I was unable to take a photo so here is one from www.CaliforniaThroughMyLens.com

Adjacent to the old mission church was the San Luis Rey Cemetery. It is the oldest cemetery in north county San Diego. Again, I had a pamphlet to help guide me through the cemetery. The cemetery pilgrimage pamphlet had a map of all the statues and shrines, along with a prayer or meditation to go along. My favorite part of the cemetery were the wind chimes on the trees. A few times, I’d sit on the available benches under the trees and listen to the wind chimes and the near by fountains. It was nice to see a few more people enjoying the cemetery grounds. An elderly couple walked by and the man said, “Isn’t it a wonderful cemetery? It’s the most beautiful.”

At this point it was past 2pm. I was ready for a nap. I went back to my room for a nap for about an hour. My nap was comfortable, the ceiling fan kept the room cool. The quiet in the room was a bit too quiet, I thought to play some music on my phone, but then I remembered, it was a “quiet retreat”. My nap was nice and recharging. 

To end my day, I headed back to the St. Claire’s Chapel, to pray and meditate. This time no sounds of lawnmowers but lots of birds chirping. 

As a retreat attendee, I had free entry into the mission museum. Because I’ve been there before, I decided to visit if I ran out of things to do. I ended up not having the time to visit the museum. 

By 3:30pm, I was back in my room, gathering my things. Plastic bags were provided to place my linens and towels before I left my room. I dropped my keys off at the front office and waived at the staff inside one of the offices at retreat center entrance. 

I was a bit worried the time would drag while I was at the retreat center, which was not the case. The time went by faster than I thought. I’ve been telling myself I would’ve liked to see a few more retreaters, not that I wanted to interact with anyone, I really wanted to practice “quiet”. But I would’ve like to share the space with a few more people. Yet, it was nice to be alone. I’m hardly alone like I was at the retreat center, for that amount of time. It was a bit uncomfortable being so alone and quiet, only because I’m not used to it. 

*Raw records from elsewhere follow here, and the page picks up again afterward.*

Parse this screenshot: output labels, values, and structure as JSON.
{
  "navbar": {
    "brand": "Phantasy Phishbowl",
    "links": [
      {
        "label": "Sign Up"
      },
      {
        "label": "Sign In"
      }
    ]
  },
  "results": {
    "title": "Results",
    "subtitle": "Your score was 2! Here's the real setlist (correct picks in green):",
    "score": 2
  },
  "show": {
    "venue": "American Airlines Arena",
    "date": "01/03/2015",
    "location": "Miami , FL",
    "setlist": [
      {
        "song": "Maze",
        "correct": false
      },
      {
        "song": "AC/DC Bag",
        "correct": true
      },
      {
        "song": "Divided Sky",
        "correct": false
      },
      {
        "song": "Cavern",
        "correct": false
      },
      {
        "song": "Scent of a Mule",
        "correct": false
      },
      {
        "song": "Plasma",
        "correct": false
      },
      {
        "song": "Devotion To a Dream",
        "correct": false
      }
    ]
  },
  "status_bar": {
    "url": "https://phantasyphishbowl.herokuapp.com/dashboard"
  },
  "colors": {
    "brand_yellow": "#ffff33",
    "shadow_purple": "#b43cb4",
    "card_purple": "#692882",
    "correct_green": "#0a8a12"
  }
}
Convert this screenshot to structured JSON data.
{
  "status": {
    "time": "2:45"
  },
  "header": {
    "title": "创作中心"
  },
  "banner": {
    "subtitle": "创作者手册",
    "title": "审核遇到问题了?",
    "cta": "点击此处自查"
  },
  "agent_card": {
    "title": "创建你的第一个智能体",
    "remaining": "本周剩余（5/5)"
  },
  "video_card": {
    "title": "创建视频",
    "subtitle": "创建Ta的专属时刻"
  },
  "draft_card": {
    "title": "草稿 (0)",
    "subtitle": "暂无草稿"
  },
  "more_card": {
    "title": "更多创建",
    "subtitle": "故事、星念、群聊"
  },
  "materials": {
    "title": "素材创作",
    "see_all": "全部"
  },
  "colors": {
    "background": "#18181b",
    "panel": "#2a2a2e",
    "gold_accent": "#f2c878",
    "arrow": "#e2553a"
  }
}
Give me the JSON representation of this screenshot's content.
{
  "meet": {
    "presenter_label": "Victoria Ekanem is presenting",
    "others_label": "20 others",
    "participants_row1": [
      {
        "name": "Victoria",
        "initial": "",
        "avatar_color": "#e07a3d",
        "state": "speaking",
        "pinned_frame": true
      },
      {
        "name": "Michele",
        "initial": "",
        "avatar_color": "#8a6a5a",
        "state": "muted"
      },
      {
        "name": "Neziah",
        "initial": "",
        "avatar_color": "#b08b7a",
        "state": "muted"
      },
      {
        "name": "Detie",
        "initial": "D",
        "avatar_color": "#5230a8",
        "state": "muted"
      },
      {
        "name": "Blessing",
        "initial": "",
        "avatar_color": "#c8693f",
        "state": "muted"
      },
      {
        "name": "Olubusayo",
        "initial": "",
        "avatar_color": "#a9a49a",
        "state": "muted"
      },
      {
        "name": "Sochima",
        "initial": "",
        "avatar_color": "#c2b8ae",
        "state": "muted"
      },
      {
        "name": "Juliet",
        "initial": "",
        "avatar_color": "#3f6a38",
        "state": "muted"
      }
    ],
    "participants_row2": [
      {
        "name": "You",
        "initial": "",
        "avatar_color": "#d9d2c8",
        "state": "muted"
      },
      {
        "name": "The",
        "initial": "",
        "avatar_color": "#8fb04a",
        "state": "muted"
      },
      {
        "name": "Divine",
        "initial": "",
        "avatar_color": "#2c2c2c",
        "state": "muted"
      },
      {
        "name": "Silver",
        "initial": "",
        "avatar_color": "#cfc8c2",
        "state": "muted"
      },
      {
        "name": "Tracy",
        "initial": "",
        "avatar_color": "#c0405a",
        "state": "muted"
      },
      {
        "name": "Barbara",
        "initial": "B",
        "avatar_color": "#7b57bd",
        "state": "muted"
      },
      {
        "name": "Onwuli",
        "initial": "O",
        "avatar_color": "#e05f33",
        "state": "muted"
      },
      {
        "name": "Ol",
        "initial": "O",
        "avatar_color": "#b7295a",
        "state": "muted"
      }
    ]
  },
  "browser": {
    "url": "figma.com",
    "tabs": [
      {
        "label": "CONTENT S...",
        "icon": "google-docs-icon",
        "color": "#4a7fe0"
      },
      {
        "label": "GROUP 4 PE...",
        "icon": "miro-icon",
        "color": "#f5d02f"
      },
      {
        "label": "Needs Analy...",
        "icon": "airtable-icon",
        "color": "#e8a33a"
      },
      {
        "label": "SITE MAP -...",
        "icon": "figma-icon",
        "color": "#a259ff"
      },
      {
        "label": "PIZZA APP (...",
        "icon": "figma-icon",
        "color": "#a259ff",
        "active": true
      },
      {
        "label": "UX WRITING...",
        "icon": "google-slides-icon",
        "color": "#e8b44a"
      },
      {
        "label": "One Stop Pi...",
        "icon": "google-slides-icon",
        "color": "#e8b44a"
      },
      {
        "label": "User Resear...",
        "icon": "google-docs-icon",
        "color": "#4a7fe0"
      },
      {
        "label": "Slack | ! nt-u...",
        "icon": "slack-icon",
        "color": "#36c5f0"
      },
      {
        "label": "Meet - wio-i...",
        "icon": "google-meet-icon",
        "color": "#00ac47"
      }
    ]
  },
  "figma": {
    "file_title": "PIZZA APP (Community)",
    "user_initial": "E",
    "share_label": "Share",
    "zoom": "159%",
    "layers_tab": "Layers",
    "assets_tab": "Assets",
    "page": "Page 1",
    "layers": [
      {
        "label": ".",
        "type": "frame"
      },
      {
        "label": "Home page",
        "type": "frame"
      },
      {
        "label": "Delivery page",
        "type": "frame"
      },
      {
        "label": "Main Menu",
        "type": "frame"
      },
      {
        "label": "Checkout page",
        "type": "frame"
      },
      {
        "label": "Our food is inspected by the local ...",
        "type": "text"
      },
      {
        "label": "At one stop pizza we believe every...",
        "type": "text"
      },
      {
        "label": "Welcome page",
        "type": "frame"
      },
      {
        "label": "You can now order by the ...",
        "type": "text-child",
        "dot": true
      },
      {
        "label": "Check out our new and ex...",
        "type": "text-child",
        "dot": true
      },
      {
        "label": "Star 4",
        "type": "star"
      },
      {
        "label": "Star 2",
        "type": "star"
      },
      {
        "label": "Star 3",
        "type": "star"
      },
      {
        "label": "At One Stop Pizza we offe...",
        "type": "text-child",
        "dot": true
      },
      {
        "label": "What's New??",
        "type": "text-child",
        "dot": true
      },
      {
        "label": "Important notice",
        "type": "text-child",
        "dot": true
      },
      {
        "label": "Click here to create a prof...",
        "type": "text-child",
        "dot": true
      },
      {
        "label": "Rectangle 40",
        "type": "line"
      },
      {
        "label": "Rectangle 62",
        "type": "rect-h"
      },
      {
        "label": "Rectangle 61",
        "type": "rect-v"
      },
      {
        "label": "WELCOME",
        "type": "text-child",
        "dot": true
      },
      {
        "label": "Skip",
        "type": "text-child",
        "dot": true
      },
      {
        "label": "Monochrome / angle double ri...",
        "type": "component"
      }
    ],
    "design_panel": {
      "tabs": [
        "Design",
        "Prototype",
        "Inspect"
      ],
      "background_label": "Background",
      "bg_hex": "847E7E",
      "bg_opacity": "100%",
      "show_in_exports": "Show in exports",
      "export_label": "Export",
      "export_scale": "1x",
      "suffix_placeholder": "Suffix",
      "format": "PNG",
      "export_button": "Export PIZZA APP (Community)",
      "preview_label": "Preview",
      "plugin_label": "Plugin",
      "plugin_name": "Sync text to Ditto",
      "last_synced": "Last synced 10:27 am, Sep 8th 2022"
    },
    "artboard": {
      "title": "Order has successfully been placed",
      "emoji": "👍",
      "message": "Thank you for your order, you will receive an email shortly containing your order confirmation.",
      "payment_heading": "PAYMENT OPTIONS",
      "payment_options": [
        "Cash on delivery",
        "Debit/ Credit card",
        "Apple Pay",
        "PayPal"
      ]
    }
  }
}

Photo from San Diego Union Tribune

I would recommend the Mission San Luis Rey Retreat Center to anyone who wants quiet. They allow you to be on your devices if need be, you just have to be quiet. If you need a quiet place to work, this is a perfect place. I didn’t realize how much “noise” I had in my daily life: TV, cellphone, sharing a home with 3 others, video work meetings, work phone calls, and device notifications all day. At the retreat center, there was none of that. It was a good day.